As a result, a growing army of eager vendors queued up to offer an increasing range of processes that went deeper and deeper into the heart of the firm. At the height of the internet boom, excitable observers were suggesting that conventional companies would eventually disappear, being replaced by fluid networks that constantly reconfigured themselves. 'Outsource everything except your soul!' exhorted arch-guru Tom Peters.
As with much in management, however, outsourcing has a less obvious agenda. To find out what is really driving its exponential increase you have to look at the incentives. The major impetus is not what it does to operational but to financial performance.
Taking assets off the balance sheet increases reported return on assets at a stroke, just as the reduction in headcount boosts revenues per employee. Moreover, it is far easier for the firm that is outsourcing to use market pressure to cut costs - by threatening to switch suppliers - than it would be to do so internally. In effect, it offloads the difficult task of operational improvement to the supplier.

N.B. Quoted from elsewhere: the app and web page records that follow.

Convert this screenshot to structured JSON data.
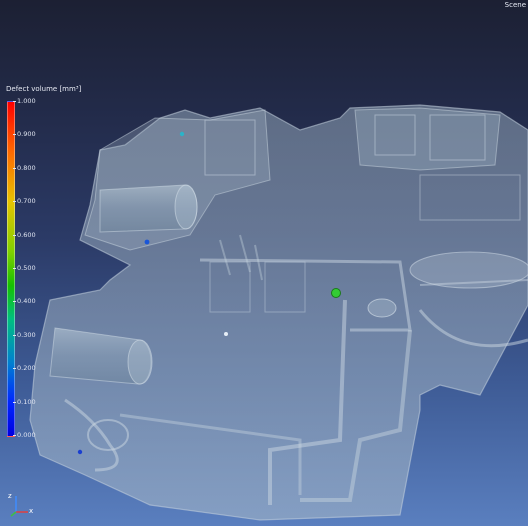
{
  "scene": {
    "label": "Scene"
  },
  "legend": {
    "title": "Defect volume [mm³]",
    "ticks": [
      "1.000",
      "0.900",
      "0.800",
      "0.700",
      "0.600",
      "0.500",
      "0.400",
      "0.300",
      "0.200",
      "0.100",
      "0.000"
    ]
  },
  "gizmo": {
    "x_label": "x",
    "z_label": "z"
  },
  "colors": {
    "background_top": "#1c2033",
    "background_bottom": "#5a7fbf",
    "part": "#9ab0c4",
    "defect_green": "#33cc33"
  }
}
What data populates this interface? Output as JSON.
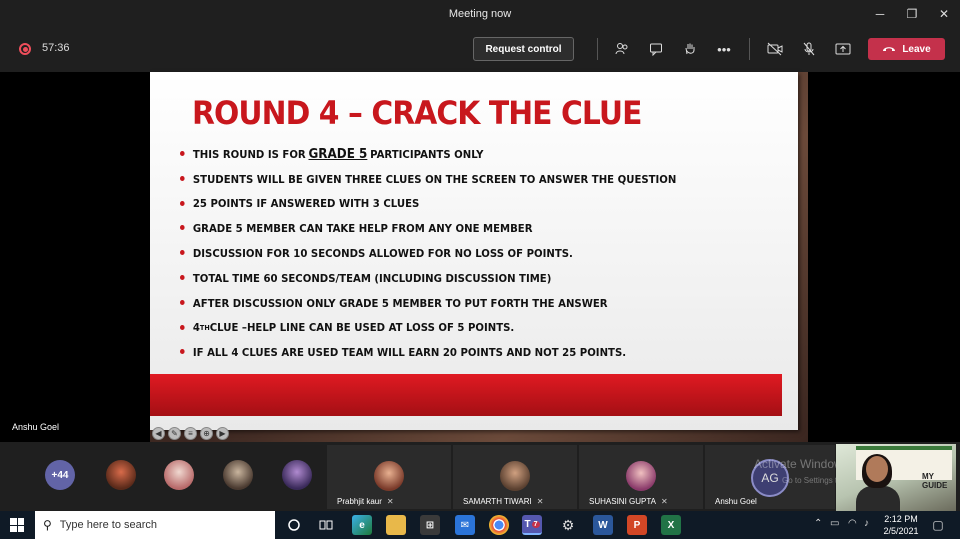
{
  "window": {
    "title": "Meeting now",
    "controls": [
      "─",
      "❐",
      "✕"
    ]
  },
  "toolbar": {
    "timer": "57:36",
    "request_control_label": "Request control",
    "leave_label": "Leave"
  },
  "slide": {
    "title": "ROUND 4 – CRACK THE CLUE",
    "bullets": [
      {
        "pre": "THIS ROUND IS FOR ",
        "emph": "GRADE 5",
        "post": " PARTICIPANTS ONLY"
      },
      {
        "text": "STUDENTS WILL BE GIVEN THREE CLUES ON THE SCREEN TO ANSWER THE QUESTION"
      },
      {
        "text": " 25 POINTS IF ANSWERED WITH 3 CLUES"
      },
      {
        "text": "GRADE 5 MEMBER CAN TAKE HELP FROM ANY ONE MEMBER"
      },
      {
        "text": "DISCUSSION FOR 10 SECONDS ALLOWED FOR NO LOSS OF POINTS."
      },
      {
        "text": "TOTAL TIME 60 SECONDS/TEAM (INCLUDING DISCUSSION TIME)"
      },
      {
        "text": "AFTER DISCUSSION ONLY GRADE 5 MEMBER TO PUT FORTH THE ANSWER"
      },
      {
        "pre": "4",
        "sup": "TH",
        "post": " CLUE –HELP LINE CAN BE USED AT LOSS OF 5 POINTS."
      },
      {
        "text": "IF ALL 4 CLUES ARE USED TEAM WILL EARN 20 POINTS AND NOT 25 POINTS."
      }
    ]
  },
  "presenter": {
    "name": "Anshu Goel"
  },
  "participants": {
    "more_count": "+44",
    "tiles": [
      {
        "name": "Prabhjit kaur"
      },
      {
        "name": "SAMARTH TIWARI"
      },
      {
        "name": "SUHASINI GUPTA"
      },
      {
        "name": "Anshu Goel",
        "initials": "AG"
      }
    ],
    "watermark": "Activate Windows",
    "watermark_sub": "Go to Settings to activate Windows.",
    "camera_banner_text": "MY GUIDE"
  },
  "taskbar": {
    "search_placeholder": "Type here to search",
    "time": "2:12 PM",
    "date": "2/5/2021",
    "teams_badge": "7"
  },
  "colors": {
    "accent_red": "#c8171d",
    "leave_red": "#c4314b",
    "teams_purple": "#6264a7"
  }
}
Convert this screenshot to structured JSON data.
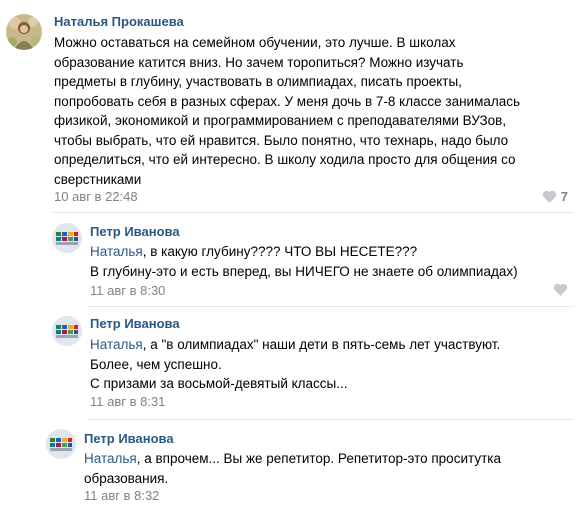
{
  "colors": {
    "link": "#2a5885",
    "meta": "#828282",
    "divider": "#e7e8ec",
    "heart": "#c5c9d0"
  },
  "comments": [
    {
      "author": "Наталья Прокашева",
      "lines": [
        "Можно оставаться на семейном обучении, это лучше. В школах",
        "образование катится вниз. Но зачем торопиться? Можно изучать",
        "предметы в глубину, участвовать в олимпиадах, писать проекты,",
        "попробовать себя в разных сферах. У меня дочь в 7-8 классе занималась",
        "физикой, экономикой и программированием с преподавателями ВУЗов,",
        "чтобы выбрать, что ей нравится. Было понятно, что технарь, надо было",
        "определиться, что ей интересно. В школу ходила просто для общения со",
        "сверстниками"
      ],
      "date": "10 авг в 22:48",
      "likes": "7",
      "like_icon": "heart-icon"
    }
  ],
  "replies": [
    {
      "author": "Петр Иванова",
      "mention": "Наталья",
      "first_line_rest": ", в какую глубину???? ЧТО ВЫ НЕСЕТЕ???",
      "lines": [
        "В глубину-это и есть вперед, вы НИЧЕГО не знаете об олимпиадах)"
      ],
      "date": "11 авг в 8:30",
      "like_icon": "heart-icon"
    },
    {
      "author": "Петр Иванова",
      "mention": "Наталья",
      "first_line_rest": ", а \"в олимпиадах\" наши дети в пять-семь лет участвуют.",
      "lines": [
        "Более, чем успешно.",
        "С призами за восьмой-девятый классы..."
      ],
      "date": "11 авг в 8:31"
    },
    {
      "author": "Петр Иванова",
      "mention": "Наталья",
      "first_line_rest": ", а впрочем... Вы же репетитор. Репетитор-это проситутка",
      "lines": [
        "образования."
      ],
      "date": "11 авг в 8:32"
    }
  ]
}
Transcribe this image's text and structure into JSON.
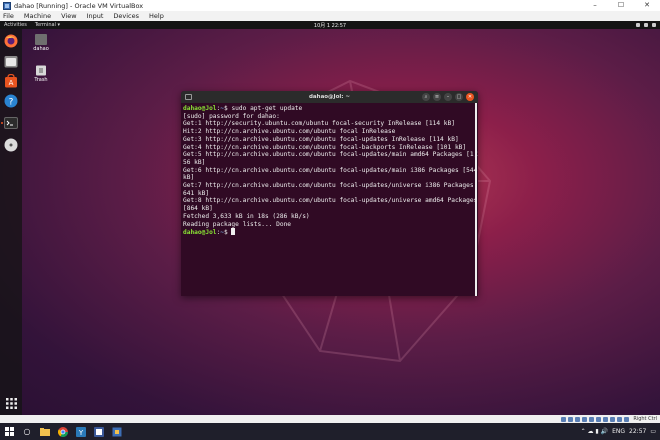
{
  "vbox": {
    "title": "dahao [Running] - Oracle VM VirtualBox",
    "menu": [
      "File",
      "Machine",
      "View",
      "Input",
      "Devices",
      "Help"
    ],
    "host_key": "Right Ctrl"
  },
  "gnome": {
    "activities": "Activities",
    "app_menu": "Terminal ▾",
    "clock": "10月 1 22:57"
  },
  "desktop_icons": [
    {
      "label": "dahao"
    },
    {
      "label": "Trash"
    }
  ],
  "terminal": {
    "title": "dahao@Jol: ~",
    "prompt_user": "dahao@Jol",
    "prompt_sep": ":",
    "prompt_path": "~",
    "prompt_symbol": "$",
    "command": " sudo apt-get update",
    "output": [
      "[sudo] password for dahao:",
      "Get:1 http://security.ubuntu.com/ubuntu focal-security InRelease [114 kB]",
      "Hit:2 http://cn.archive.ubuntu.com/ubuntu focal InRelease",
      "Get:3 http://cn.archive.ubuntu.com/ubuntu focal-updates InRelease [114 kB]",
      "Get:4 http://cn.archive.ubuntu.com/ubuntu focal-backports InRelease [101 kB]",
      "Get:5 http://cn.archive.ubuntu.com/ubuntu focal-updates/main amd64 Packages [1,2",
      "56 kB]",
      "Get:6 http://cn.archive.ubuntu.com/ubuntu focal-updates/main i386 Packages [544",
      "kB]",
      "Get:7 http://cn.archive.ubuntu.com/ubuntu focal-updates/universe i386 Packages [",
      "641 kB]",
      "Get:8 http://cn.archive.ubuntu.com/ubuntu focal-updates/universe amd64 Packages",
      "[864 kB]",
      "Fetched 3,633 kB in 18s (286 kB/s)",
      "Reading package lists... Done"
    ]
  },
  "taskbar": {
    "language": "ENG",
    "time": "22:57"
  },
  "colors": {
    "ubuntu_orange": "#e95420",
    "terminal_bg": "#300a24",
    "prompt_green": "#8ae234",
    "prompt_blue": "#729fcf"
  }
}
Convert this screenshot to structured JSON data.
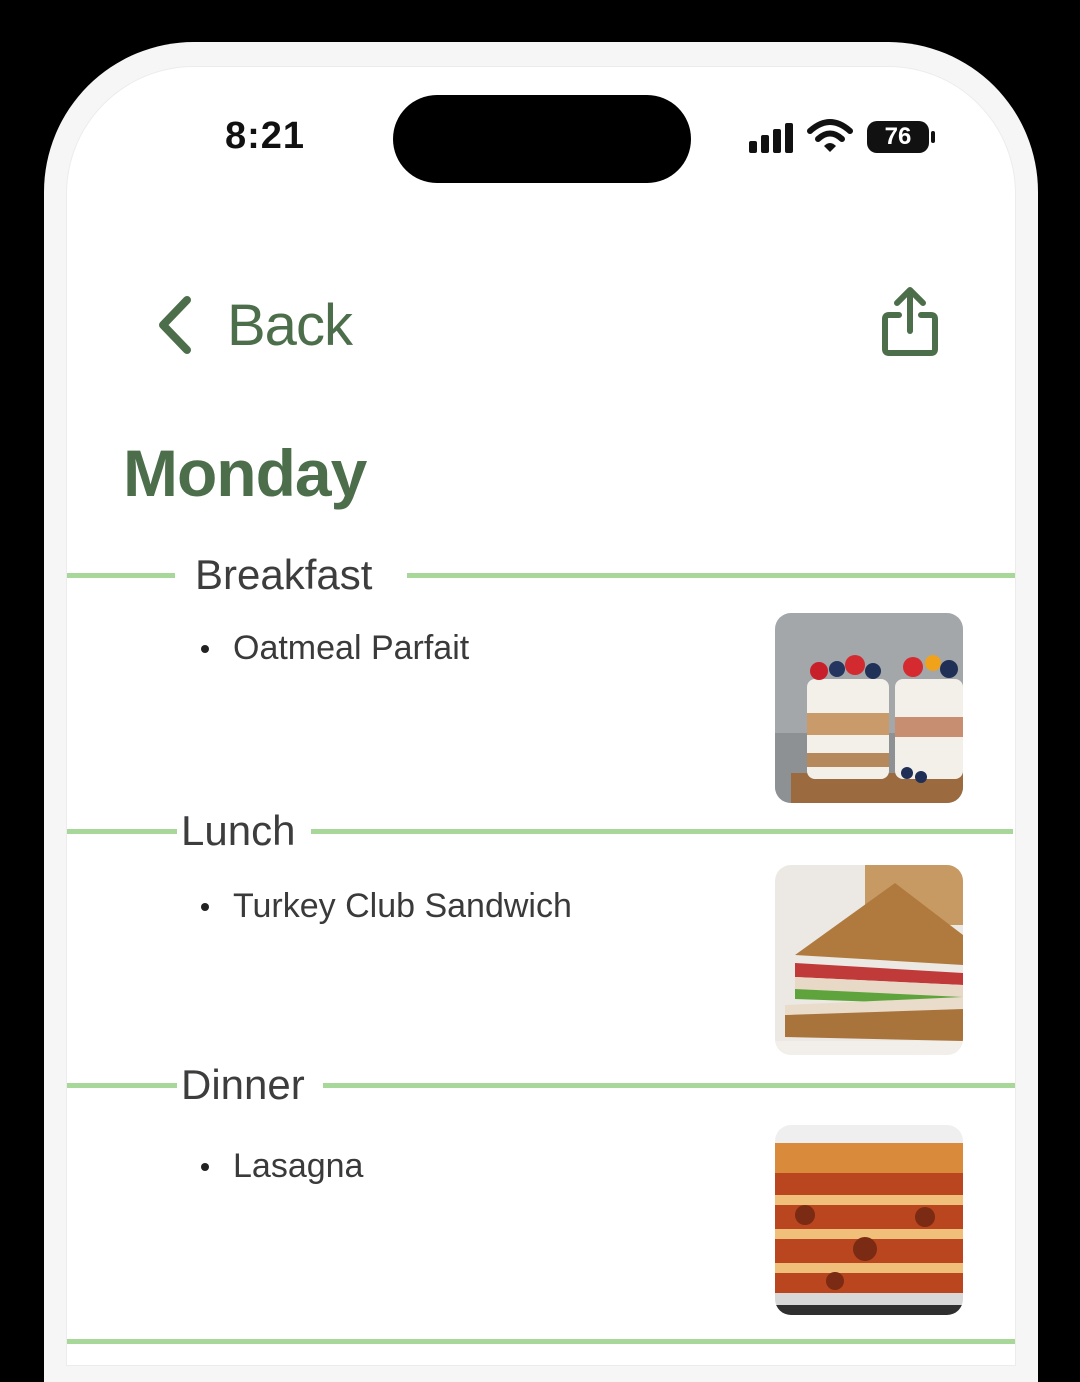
{
  "status_bar": {
    "time": "8:21",
    "battery": "76"
  },
  "nav": {
    "back_label": "Back",
    "back_icon": "chevron-left-icon",
    "share_icon": "share-icon",
    "accent_color": "#4c6e4b"
  },
  "page": {
    "title": "Monday"
  },
  "meals": [
    {
      "name": "Breakfast",
      "item": "Oatmeal Parfait",
      "image": "oatmeal-parfait"
    },
    {
      "name": "Lunch",
      "item": "Turkey Club Sandwich",
      "image": "turkey-club-sandwich"
    },
    {
      "name": "Dinner",
      "item": "Lasagna",
      "image": "lasagna"
    }
  ],
  "divider_color": "#a8d79a"
}
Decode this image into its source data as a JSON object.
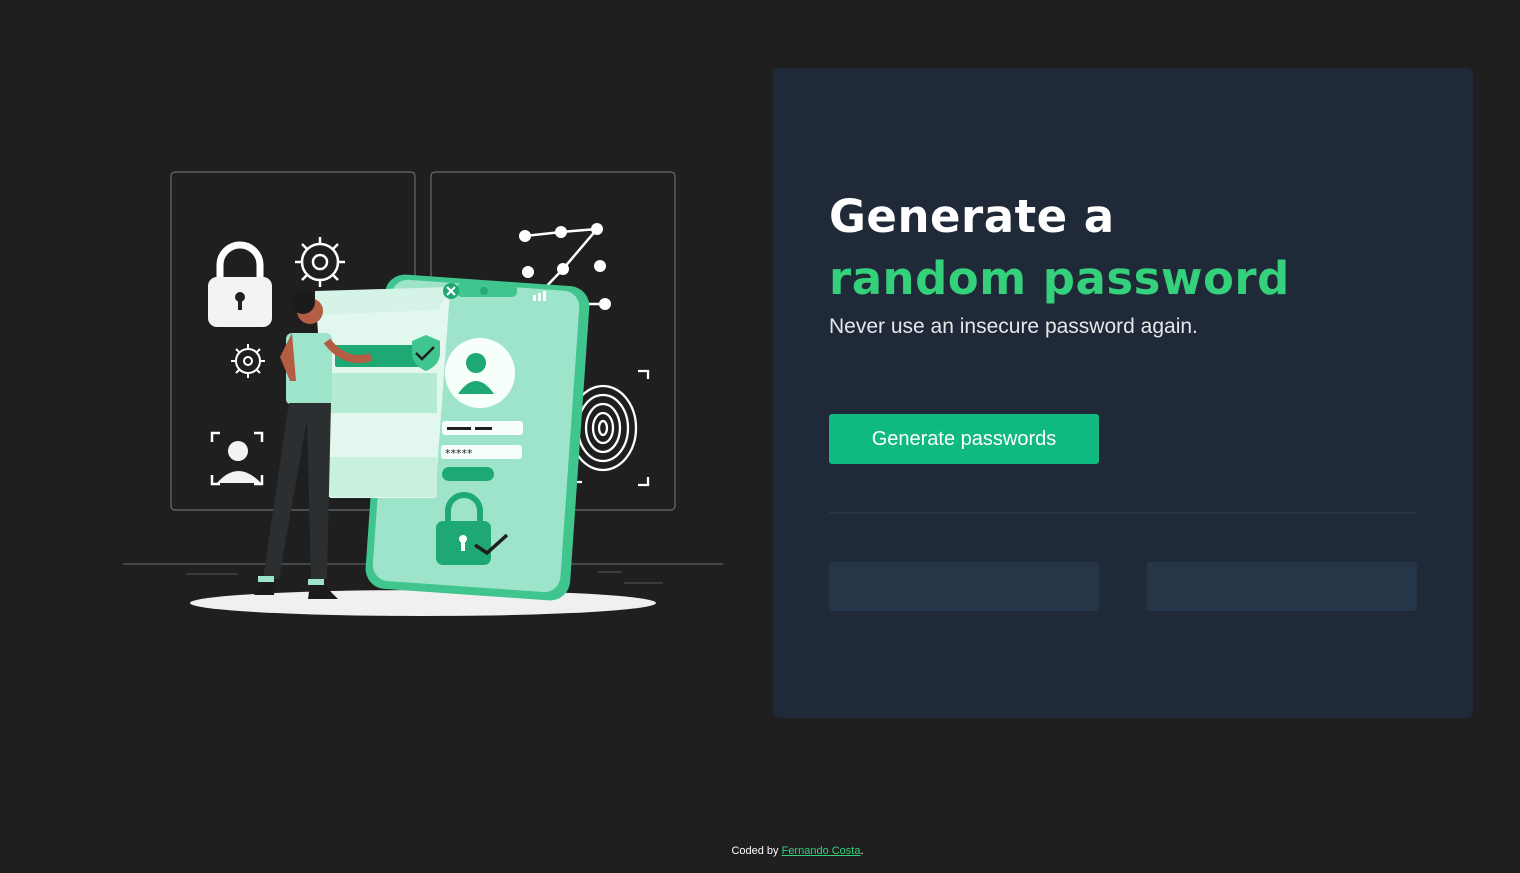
{
  "hero": {
    "title_line1": "Generate a",
    "title_line2": "random password",
    "subtitle": "Never use an insecure password again."
  },
  "actions": {
    "generate_label": "Generate passwords"
  },
  "passwords": {
    "first": "",
    "second": ""
  },
  "footer": {
    "prefix": "Coded by ",
    "author": "Fernando Costa",
    "suffix": "."
  },
  "colors": {
    "background": "#1f1f1f",
    "card": "#1f2937",
    "accent": "#34d07b",
    "button": "#10b981",
    "password_box": "#273549"
  },
  "illustration": {
    "icons": [
      "padlock-icon",
      "gear-icon",
      "user-scan-icon",
      "pattern-lock-icon",
      "fingerprint-icon",
      "smartphone-icon",
      "shield-check-icon"
    ]
  }
}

Lower costs drop straight to the bottom line higher earnings leveraged by high price-earnings ratios boost the share price rising shareholder value increases executive pay - at least in the short term.
The financial engineering angle explains why outsourcing is so much more important in the Anglo-Saxon economies, with their emphasis on shareholder value, than in continental Europe. By the end of the 1990s, US manufacturing firms were outsourcing between 50 and 70 per cent of the value they added. But in the long run operational considerations have a nasty habit of reasserting themselves - as is happening with BA.
Suppliers' margins cannot be squeezed ad infinitum, particularly when there are only two of them, as in the case of global airline caterers, and both are in financial trouble. BA has already had to improve the terms of its contract with Gate Gourmet to allow it to survive, thus negating part of the point of the deal.
As many companies are finding, outsourcing has hidden costs that over time diminish its apparent advantages or even wipe them out. These are simply not captured in the economic model. The most obvious is control when things go wrong, as at Heathrow.
But basic operational knowledge is also a casualty. When Gate Gourmet's new owner, Swissair, collapsed, the caterer was bought by Texas Pacific, a private-equity group. Private equity, too, is all about finance: companies are loaded with debt and sweated mercilessly with a view to being sold on as soon as possible. So Gate Gourmet was under huge pressure to drive down costs (mostly labour) from both its customers and its owners.
If the airline had still been in charge, it would have known the strain and risk to which it was submitting its supply chain. It would have also known that its baggage handlers and support staff were not only members of the same trade union as the catering workers - they were their husbands and brothers. Whatever they say in public, companies typically outsource to cut costs. But because they fail to look at the process as a whole, they often end up increasing them.
In BA's case, the airline estimates that the summer chaos has cost it at least pounds 30m, but who knows the real total in terms of damaged reputation and lost custom in the future?
Conventional wisdom says that companies should never attempt to outsource problems or risk, and for once it is right. The only way to make outsourcing work is to know as much about the function and to put as much work into managing it as the company you have handed the job to. In which case, of course, you might equally well do it yourself.
The Observer, 4 September 2005 2005